What the task asks:
When you repeat the listing below, keep every word exactly and leave out each picture.

Data provided:

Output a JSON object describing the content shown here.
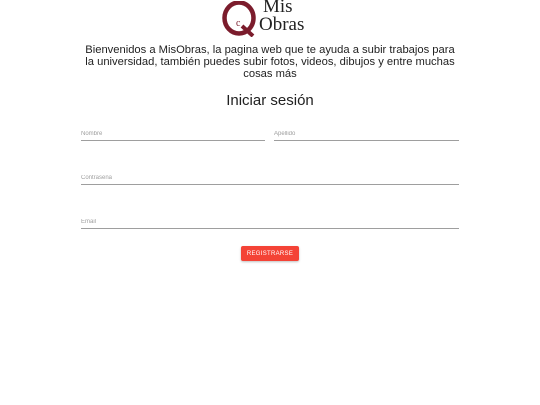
{
  "logo": {
    "line1": "Mis",
    "line2": "Obras",
    "mark_icon": "mis-obras-logo-icon",
    "brand_color": "#7b1c2c"
  },
  "intro": {
    "text": "Bienvenidos a MisObras, la pagina web que te ayuda a subir trabajos para la universidad, también puedes subir fotos, videos, dibujos y entre muchas cosas más"
  },
  "form": {
    "title": "Iniciar sesión",
    "nombre_placeholder": "Nombre",
    "apellido_placeholder": "Apellido",
    "password_placeholder": "Contraseña",
    "email_placeholder": "Email",
    "submit_label": "Registrarse",
    "submit_color": "#f44336"
  }
}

Completed exercise:
Output a JSON object describing the content shown here.
{
  "logo": {
    "line1": "Mis",
    "line2": "Obras",
    "mark_icon": "mis-obras-logo-icon",
    "brand_color": "#7b1c2c"
  },
  "intro": {
    "text": "Bienvenidos a MisObras, la pagina web que te ayuda a subir trabajos para la universidad, también puedes subir fotos, videos, dibujos y entre muchas cosas más"
  },
  "form": {
    "title": "Iniciar sesión",
    "nombre_placeholder": "Nombre",
    "apellido_placeholder": "Apellido",
    "password_placeholder": "Contraseña",
    "email_placeholder": "Email",
    "submit_label": "Registrarse",
    "submit_color": "#f44336"
  }
}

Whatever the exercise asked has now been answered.